Will households really pay £600 for green energy?
- 17 May 2013, 15:00
- Robin Webster
Party like it's 2011
It feels a bit like it's 2011 again. Exchanging different predictions for how much moving to a greener
energy system might be going to cost British consumers was all the
rage about eighteen months ago. Today, reports in the right wing
press claim Britain's green energy "folly" will cost consumers £600
a year by 2020.
Telegraph picked up on a press
statement from thinktank
Civitas arguing that green energy
subsidies will cost every household £600 per annum - or £16 billion
in total - by 2020. The figure is based on
calculation by the chief executive of
the Renewable Energy Foundation (REF), Dr John Constable.
How has the figure been created, and how does
it compare to DECC's?
REF has calculated the figure of £16 billion by
adding up the following cost estimates for 2020:
- cost of subsidising renewables through the the
- mechanism the
Renewables Obligation (RO) - £8 billion
or £307 per household;
- cost of upgrading and maintaining the power
network, and managing the variable supply of power from wind - £5
billion, or £192 per household;
- cost of the Carbon Price Floor - £1 billion, or £38 per
This makes £14 billion. REF adds VAT to get to just
over £16 billion.
The Department of Energy and Climate Change (DECC)
has issued a statement saying it doesn't recognise REF's number.
Altogether it suggests that the RO will add £63 to household energy

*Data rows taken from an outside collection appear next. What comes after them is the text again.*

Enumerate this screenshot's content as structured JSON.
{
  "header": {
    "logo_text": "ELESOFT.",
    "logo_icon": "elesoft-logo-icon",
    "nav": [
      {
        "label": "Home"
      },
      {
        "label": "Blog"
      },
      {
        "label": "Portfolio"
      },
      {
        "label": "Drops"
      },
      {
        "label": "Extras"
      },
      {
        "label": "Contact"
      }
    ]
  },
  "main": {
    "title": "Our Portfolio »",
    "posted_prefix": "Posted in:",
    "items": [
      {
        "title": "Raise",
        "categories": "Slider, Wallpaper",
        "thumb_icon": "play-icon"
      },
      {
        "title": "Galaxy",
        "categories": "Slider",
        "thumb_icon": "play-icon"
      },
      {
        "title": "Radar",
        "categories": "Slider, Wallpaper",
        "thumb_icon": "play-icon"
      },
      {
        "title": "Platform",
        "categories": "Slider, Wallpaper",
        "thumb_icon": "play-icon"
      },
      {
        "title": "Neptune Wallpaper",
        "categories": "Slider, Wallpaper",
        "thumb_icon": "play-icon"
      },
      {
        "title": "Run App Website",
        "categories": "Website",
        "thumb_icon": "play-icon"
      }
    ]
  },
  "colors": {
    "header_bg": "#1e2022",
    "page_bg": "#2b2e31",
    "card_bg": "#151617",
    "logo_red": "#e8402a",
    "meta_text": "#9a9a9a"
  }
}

bills by 2020. Add on the costs associated with developing green
technologies - including a few with REF don't account for - and it
suggests subsidies will add about £200 to consumer energy bills by
The difference in the figures lies in the assumptions
DECC and REF have made to calculate the cost of renewables.
Passing on costs from business and
The government funds green energy subsidies by
allowing energy companies to add them to consumer energy bills. But
they're also added to the energy costs paid by businesses and
Some commentators argue that businesses will then pass
on those costs to consumers by charging more for their products and
services - so the government should take that into account when
calculating the costs households have to bear. In its calculation,
REF assumes thatall of the costs borne by business and industry
will be passed on to consumers. This accounts for two thirds of its
projected cost, or £400 per household.
But academics have challenged this view. Last year,
Dr Rob Gross of Imperial College London
labelled this approach "misleading in the extreme". He argued that
the potential for competition between businesses, changes to other
prices, and other changes to the economic cycle mean
"it is by no means obvious that a
tiny fractional overall cost increase will pass [from business to
consumers] - 100 per cent, 80 per cent, or at all".
Other thinktanks that have used the same approach
have estimated lower pass through costs. In August 2011, the
Taxpayers Alliance estimated that
businesses will pass on 80 per cent of the costs to consumers. In
June 2012, conservative thinktank Policy Exchange suggested that
about 70 per cent of the costs will be passed on to
The cost of upgrading the grid
REF's calculation also adds on £5 billion a year for
the "additional system cost" of wind power - that is the cost of
adding additional power lines to connect up wind farms, and
managing the grid so that it can cope with the variable supply from
The prediction is based on work by Colin Gibson, who REF says used to be
Power Network Director for National Grid. Gibson's work has
been used before to make the case against wind power - for example
in another report by Civitas, and also in
anti-wind media coverage.
National Grid says it can't comment on Gibson's work
directly. But it
suggests that by 2020 it will cost
somewhere between £851 million and £1.2 billion a year to manage
the variability of wind - less than half of Gibson's estimate.
Electricity Network Strategy Group, of
which National Grid is a part, has also predicted that it will cost
£8.8 billion to upgrade the grid over the next few years. But
that's the total cost between now and 2020 - not the cost per
So if we assume that upgrading the grid will cost the
same every year (it
won't), then that's an annual cost of
around £2 billion by 2020. Still a pretty big figure, but not as
big as REF suggests.
Other commentators have been critical of Gibson's
work. Energy blogger, Chris Goodall, took issue
with his calculations in January 2012. He wrote:
"...many, many other analysts and
engineers have also estimated the extra costs of adding large
volumes of wind power to the electricity system. In this note I
suggest that these alternative sources support a view that Mr
Gibson's estimates are wrong by about a factor of four".